Today’s PMQs could have been a tricky affair for Theresa May. Her decision on Heathrow has seen one Tory MP resign his seat and the Guardian’s story about a private speech she gave to Goldman Sachs during the EU referendum campaign clashes with her conference speech rhetoric about being the scourge of unaccountable global elites. But May got through the session fine, Heathrow wasn’t raised until well after 12.30 and no one mentioned her behind closed doors, Goldman’s address.
Corbyn’s delivery at PMQs has improved. But he still can’t go through the gears. He started off using the frustration of the devolved First Minister following their meeting with May on Monday to attack her lack of a Brexit plan. But he then let his questions drift on to vague musings on the question of the Irish border and the customs union which allowed May off the hook. If Corbyn had asked her how many other private speeches she had given to banks and other financial institutions that would have been potent populism.
For his final few questions, Corbyn asked about Saudi Arabia and human rights. May, though, is always comfortable on her former Home Office turf and so turned into a question on the broader security arrangement with Saudi.
As so often at PMQs, the question that gave May the most pause in answering came from the SNP’s Angus Robertson. He asked her to urge the Spanish government not to refuel the Russian fleet that is heading to Syria. May dodged the question, but later her spokeswoman said afterwards that the Government has raised concerns with Spain.

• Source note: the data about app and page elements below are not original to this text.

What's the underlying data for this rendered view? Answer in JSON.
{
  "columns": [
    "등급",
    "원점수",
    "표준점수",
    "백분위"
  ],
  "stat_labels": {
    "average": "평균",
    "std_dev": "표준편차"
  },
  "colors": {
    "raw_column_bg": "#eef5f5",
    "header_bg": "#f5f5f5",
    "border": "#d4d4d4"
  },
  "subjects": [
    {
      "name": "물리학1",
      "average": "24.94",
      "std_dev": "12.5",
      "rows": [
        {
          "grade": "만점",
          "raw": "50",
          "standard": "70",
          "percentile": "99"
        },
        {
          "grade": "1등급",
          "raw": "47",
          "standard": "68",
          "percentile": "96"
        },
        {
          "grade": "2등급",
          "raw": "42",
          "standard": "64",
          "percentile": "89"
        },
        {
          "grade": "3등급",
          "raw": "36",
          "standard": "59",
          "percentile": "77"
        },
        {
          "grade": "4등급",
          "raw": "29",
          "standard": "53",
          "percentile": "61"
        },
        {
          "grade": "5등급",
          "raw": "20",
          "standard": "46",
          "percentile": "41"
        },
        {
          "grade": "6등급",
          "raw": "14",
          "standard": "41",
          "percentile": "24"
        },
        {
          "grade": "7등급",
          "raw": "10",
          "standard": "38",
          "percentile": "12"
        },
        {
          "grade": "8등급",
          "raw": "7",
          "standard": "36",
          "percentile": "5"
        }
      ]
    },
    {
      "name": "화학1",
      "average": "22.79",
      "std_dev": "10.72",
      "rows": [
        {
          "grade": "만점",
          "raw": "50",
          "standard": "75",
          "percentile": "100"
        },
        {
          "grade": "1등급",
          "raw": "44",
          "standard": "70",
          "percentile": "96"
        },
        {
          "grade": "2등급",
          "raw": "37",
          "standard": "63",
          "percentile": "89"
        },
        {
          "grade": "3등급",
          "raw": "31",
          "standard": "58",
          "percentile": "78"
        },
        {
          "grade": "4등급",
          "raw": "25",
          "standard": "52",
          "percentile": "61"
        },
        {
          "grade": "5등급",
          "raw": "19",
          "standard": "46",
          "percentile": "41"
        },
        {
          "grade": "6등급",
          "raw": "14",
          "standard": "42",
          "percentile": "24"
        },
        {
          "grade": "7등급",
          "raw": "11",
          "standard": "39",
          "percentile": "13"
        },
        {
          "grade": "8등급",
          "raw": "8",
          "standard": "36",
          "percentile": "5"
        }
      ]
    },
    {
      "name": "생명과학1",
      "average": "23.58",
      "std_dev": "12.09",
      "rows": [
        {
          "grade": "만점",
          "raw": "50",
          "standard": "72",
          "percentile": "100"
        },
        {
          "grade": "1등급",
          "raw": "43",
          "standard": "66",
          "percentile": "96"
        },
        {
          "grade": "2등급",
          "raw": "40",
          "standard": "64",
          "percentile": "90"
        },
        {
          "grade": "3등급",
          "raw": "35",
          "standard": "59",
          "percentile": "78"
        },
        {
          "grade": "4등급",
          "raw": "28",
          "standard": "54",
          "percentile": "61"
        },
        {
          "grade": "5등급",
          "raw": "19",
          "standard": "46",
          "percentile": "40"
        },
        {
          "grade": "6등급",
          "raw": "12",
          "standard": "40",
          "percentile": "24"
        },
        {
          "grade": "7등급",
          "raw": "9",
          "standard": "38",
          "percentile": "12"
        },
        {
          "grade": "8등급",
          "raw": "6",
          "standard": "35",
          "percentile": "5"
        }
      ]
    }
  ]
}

In a sign of how keen the Tories are to help their Birmingham Mayoral candidate Andy Street, there were two questions about the West Midlands—which enabled May to repeatedly plug his candidacy. On the opposition side, the theme of the session was mental health provision with three Labour backbenchers asking her about the issue.